india Updated: Jan 19, 2006 13:27 IST

The Pakistan Cricket Board's chief curator is watching the weather as he works to prepare a more lively wicket for this weekend's second Test between Pakistan and India. "I hope sun shines over the next week," Agha Zahid said as the groundsmen prepared the wicket at Iqbal Stadium.

Zahid was severely criticized for providing a lifeless wicket at the eastern city of Lahore, where the first Test ended in a high-scoring draw onTuesday.

Pakistan posted a formidable total of 679-7 declared before India responded solidly with Virender Sehwag and captain Rahul Dravid just missing the world record opening partnership of 413 when they combined for 410 runs.

Bad light and rain also disrupted the first Test, with only 221 of a possible 450 overs bowled over the five days. "Frankly, I was not expecting so many runs in Lahore," Zahid said.

"But you have to keep in mind that one can't fight against nature and it remained overcast throughout the last three days," he added.

Zahid played just one Test match against the West Indies in 1975, but scored over 13,000 runs in his first class career between 1970-71 and 1992-93.

He blamed wet weather in the province of Punjab for not giving his staff enough time to prepare more lively wickets for the series against India.

"To prepare a good sporting wicket, natural sunshine is a must, but we had a spell of wet weather for the last month and it affected our preparations," Zahid said.

But a bright sunny Thursday in Faisalabad brought a smile to Zahid's face as the Indian team practiced in the nets at the Iqbal Stadium.

"I came here on Jan 14, but the weather only cleared today as it remained cloudy with some rain too," Zahid said. "It's tough for us, but if it remains sunny, I certainly expect more wickets here than what we saw in Lahore."

Although there was hardly any grass on the surface of the wicket being prepared for the second Test, Zahid said it was incorrect that only green pitches help the bowlers.

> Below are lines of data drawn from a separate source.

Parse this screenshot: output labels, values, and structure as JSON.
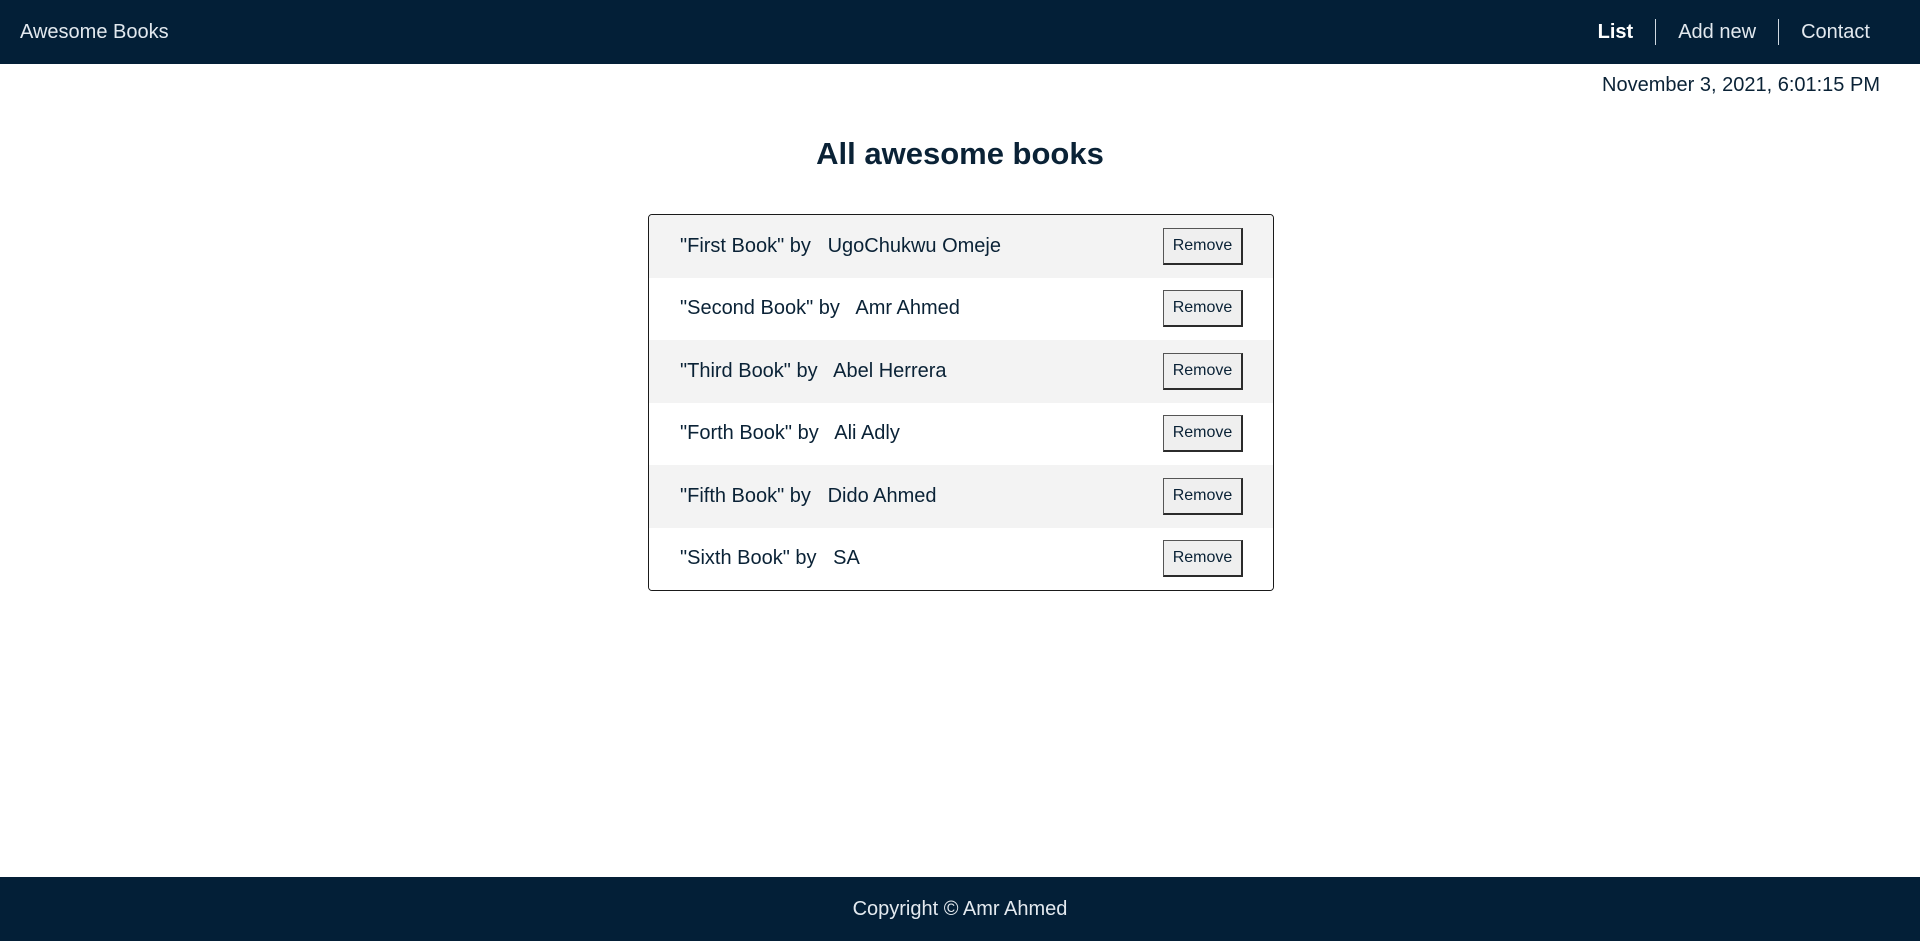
{
  "navbar": {
    "brand": "Awesome Books",
    "links": [
      {
        "label": "List",
        "active": true
      },
      {
        "label": "Add new",
        "active": false
      },
      {
        "label": "Contact",
        "active": false
      }
    ]
  },
  "timestamp": "November 3, 2021, 6:01:15 PM",
  "main": {
    "title": "All awesome books",
    "books": [
      {
        "title": "First Book",
        "author": "UgoChukwu Omeje",
        "text": "\"First Book\" by   UgoChukwu Omeje",
        "remove_label": "Remove"
      },
      {
        "title": "Second Book",
        "author": "Amr Ahmed",
        "text": "\"Second Book\" by   Amr Ahmed",
        "remove_label": "Remove"
      },
      {
        "title": "Third Book",
        "author": "Abel Herrera",
        "text": "\"Third Book\" by   Abel Herrera",
        "remove_label": "Remove"
      },
      {
        "title": "Forth Book",
        "author": "Ali Adly",
        "text": "\"Forth Book\" by   Ali Adly",
        "remove_label": "Remove"
      },
      {
        "title": "Fifth Book",
        "author": "Dido Ahmed",
        "text": "\"Fifth Book\" by   Dido Ahmed",
        "remove_label": "Remove"
      },
      {
        "title": "Sixth Book",
        "author": "SA",
        "text": "\"Sixth Book\" by   SA",
        "remove_label": "Remove"
      }
    ]
  },
  "footer": {
    "copyright": "Copyright © Amr Ahmed"
  },
  "colors": {
    "navbar_bg": "#031f37",
    "text": "#0a2236",
    "row_alt_bg": "#f3f3f3"
  }
}
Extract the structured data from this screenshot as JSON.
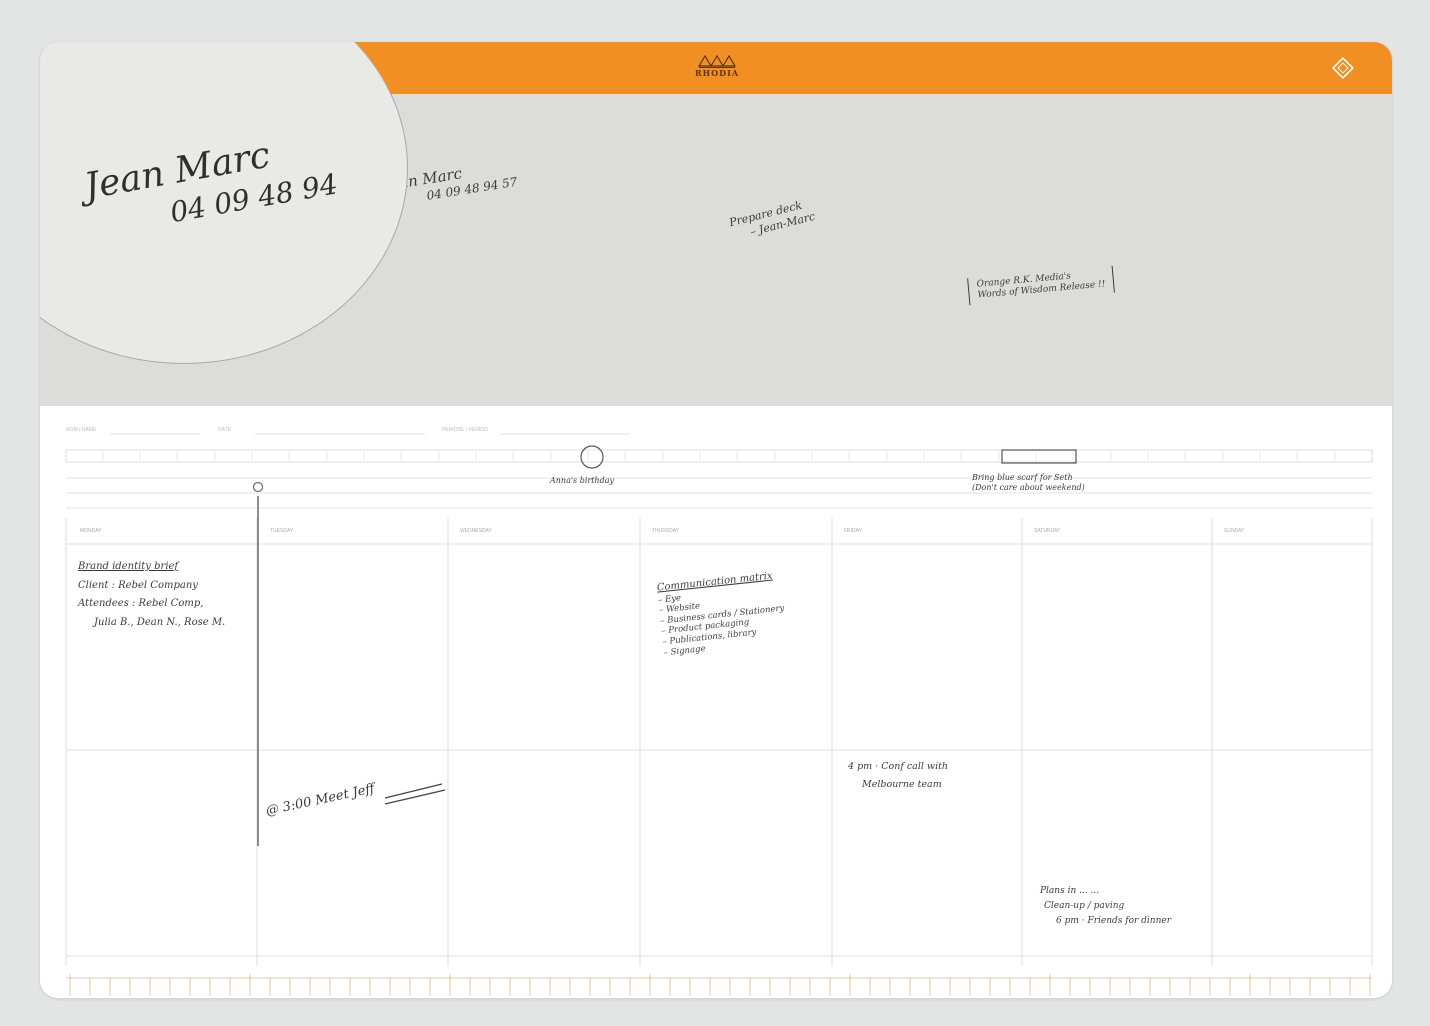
{
  "brand": {
    "name": "RHODIA",
    "color_orange": "#f18f22",
    "color_notes_bg": "#dcdcdb",
    "color_page_bg": "#e3e4e4",
    "color_ink": "#3b3b3b"
  },
  "header_fields": {
    "field_1": "NOM / NAME",
    "field_2": "DATE",
    "field_3": "PERIODE / PERIOD"
  },
  "handwritten_notes": {
    "magnified_signature_line1": "Jean Marc",
    "magnified_signature_line2": "04 09 48 94",
    "signature_line1": "Jean Marc",
    "signature_line2": "04 09 48 94 57",
    "prepare_note_line1": "Prepare deck",
    "prepare_note_line2": "– Jean-Marc",
    "bracket_note_line1": "Orange R.K. Media's",
    "bracket_note_line2": "Words of Wisdom Release !!",
    "birthday_note": "Anna's birthday",
    "reminder_line1": "Bring blue scarf for Seth",
    "reminder_line2": "(Don't care about weekend)",
    "brand_identity_title": "Brand identity brief",
    "brand_client": "Client : Rebel Company",
    "brand_attendees": "Attendees : Rebel Comp,",
    "brand_attendees_2": "Julia B., Dean N., Rose M.",
    "meeting_note": "@ 3:00 Meet Jeff",
    "communication_title": "Communication matrix",
    "communication_item_1": "– Eye",
    "communication_item_2": "– Website",
    "communication_item_3": "– Business cards / Stationery",
    "communication_item_4": "– Product packaging",
    "communication_item_5": "– Publications, library",
    "communication_item_6": "– Signage",
    "conf_call_line1": "4 pm · Conf call with",
    "conf_call_line2": "Melbourne team",
    "plans_line1": "Plans in ... ...",
    "plans_line2": "Clean-up / paving",
    "plans_line3": "6 pm · Friends for dinner"
  },
  "day_columns": [
    "MONDAY",
    "TUESDAY",
    "WEDNESDAY",
    "THURSDAY",
    "FRIDAY",
    "SATURDAY",
    "SUNDAY"
  ],
  "icons": {
    "corner_badge": "diamond-badge-icon",
    "logo": "rhodia-fir-trees-logo"
  }
}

"Nobody in the world can predict 100 percent how the wickets will behave, no matter whether you leave grass on the wicket or not," he said.

India skipper Dravid had also supported Zahid's view after the Lahore Test.

"I won't criticize the pitch," said Dravid, who took his tally of centuries in Test matches to 21 and hit 19 boundaries in his unbeaten innings of 128.

"It's not easy to prepare a wicket and it's tough to know what it will do, who it will support," he said. "Nature, soil, binding, clay, rolling ... it's not an exact science, sometimes you get it right, sometimes you don't."

First Published: Jan 19, 2006 13:27 IST